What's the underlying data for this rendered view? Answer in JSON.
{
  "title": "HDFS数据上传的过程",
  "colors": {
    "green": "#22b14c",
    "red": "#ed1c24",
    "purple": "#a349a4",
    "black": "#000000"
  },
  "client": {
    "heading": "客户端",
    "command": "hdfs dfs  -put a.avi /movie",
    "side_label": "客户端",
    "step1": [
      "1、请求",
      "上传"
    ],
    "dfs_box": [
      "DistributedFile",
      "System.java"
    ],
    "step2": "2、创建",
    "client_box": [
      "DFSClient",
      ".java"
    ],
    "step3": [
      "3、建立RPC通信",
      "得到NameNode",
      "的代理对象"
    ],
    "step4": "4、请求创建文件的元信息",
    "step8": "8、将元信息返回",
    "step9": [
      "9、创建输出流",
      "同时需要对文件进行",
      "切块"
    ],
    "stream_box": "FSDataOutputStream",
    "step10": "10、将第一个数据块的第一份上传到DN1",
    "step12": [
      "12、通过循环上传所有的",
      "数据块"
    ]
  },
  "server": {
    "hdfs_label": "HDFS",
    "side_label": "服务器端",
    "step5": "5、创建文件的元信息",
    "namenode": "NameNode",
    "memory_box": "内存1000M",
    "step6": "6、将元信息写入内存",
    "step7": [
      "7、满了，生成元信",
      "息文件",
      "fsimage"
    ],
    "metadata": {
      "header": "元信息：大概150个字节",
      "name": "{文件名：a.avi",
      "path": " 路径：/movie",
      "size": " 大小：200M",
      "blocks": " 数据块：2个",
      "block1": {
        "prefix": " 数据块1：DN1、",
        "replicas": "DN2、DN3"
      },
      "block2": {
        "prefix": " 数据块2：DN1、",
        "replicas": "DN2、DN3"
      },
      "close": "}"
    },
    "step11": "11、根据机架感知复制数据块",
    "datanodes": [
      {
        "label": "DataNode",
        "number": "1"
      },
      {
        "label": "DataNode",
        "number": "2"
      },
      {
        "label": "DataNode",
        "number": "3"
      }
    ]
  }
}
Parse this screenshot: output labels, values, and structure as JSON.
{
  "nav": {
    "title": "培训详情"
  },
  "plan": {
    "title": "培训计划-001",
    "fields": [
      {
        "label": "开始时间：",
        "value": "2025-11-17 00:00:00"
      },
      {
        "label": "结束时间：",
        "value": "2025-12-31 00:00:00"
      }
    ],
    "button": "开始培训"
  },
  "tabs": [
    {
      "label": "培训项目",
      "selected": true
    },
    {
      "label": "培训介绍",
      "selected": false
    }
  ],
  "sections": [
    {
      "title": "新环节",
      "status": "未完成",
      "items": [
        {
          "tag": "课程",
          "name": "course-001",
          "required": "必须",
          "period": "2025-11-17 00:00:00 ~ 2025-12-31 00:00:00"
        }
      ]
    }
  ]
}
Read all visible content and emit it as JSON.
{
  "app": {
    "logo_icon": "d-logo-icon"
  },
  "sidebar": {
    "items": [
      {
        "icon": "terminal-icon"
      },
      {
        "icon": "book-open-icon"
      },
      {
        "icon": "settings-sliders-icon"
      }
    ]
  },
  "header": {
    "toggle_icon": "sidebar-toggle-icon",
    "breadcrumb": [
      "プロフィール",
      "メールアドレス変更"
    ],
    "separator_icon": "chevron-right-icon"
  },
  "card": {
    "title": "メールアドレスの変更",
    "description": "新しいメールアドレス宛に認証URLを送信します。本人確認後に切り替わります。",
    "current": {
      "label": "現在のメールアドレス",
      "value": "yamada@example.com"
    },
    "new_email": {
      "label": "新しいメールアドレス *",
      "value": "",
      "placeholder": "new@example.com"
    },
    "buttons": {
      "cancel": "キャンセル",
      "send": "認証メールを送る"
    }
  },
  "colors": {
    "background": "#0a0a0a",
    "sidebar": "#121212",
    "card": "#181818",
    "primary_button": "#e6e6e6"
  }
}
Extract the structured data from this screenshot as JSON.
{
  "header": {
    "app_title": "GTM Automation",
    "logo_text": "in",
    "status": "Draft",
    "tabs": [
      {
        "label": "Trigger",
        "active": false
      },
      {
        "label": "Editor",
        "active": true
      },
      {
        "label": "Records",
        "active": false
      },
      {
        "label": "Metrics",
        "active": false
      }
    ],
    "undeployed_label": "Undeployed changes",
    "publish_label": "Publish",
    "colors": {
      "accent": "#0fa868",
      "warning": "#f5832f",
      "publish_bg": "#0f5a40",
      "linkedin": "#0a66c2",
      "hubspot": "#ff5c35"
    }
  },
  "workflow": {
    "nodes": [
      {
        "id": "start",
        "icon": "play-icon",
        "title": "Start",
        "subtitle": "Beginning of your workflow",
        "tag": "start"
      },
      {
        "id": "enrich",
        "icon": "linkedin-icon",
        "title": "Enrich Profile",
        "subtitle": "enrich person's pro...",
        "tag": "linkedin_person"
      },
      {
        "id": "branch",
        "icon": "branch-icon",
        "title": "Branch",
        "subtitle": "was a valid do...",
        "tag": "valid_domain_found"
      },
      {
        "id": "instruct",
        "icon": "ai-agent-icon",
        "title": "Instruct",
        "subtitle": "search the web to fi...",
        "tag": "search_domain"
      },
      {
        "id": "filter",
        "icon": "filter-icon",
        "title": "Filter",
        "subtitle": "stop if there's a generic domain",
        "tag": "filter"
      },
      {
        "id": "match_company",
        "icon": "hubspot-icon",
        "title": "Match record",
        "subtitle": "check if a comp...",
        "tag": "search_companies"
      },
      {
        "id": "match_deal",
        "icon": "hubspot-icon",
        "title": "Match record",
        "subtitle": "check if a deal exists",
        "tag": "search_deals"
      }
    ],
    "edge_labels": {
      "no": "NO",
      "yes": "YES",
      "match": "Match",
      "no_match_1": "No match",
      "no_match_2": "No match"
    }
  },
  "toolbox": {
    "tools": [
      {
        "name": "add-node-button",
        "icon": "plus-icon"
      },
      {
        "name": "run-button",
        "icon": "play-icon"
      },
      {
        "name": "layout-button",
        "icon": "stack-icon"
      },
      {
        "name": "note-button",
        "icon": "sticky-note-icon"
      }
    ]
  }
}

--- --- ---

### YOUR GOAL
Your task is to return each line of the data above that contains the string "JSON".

### RESPONSE AREA
What's the underlying data for this rendered view? Answer in JSON.
Parse this screenshot: output labels, values, and structure as JSON.
Read all visible content and emit it as JSON.
Extract the structured data from this screenshot as JSON.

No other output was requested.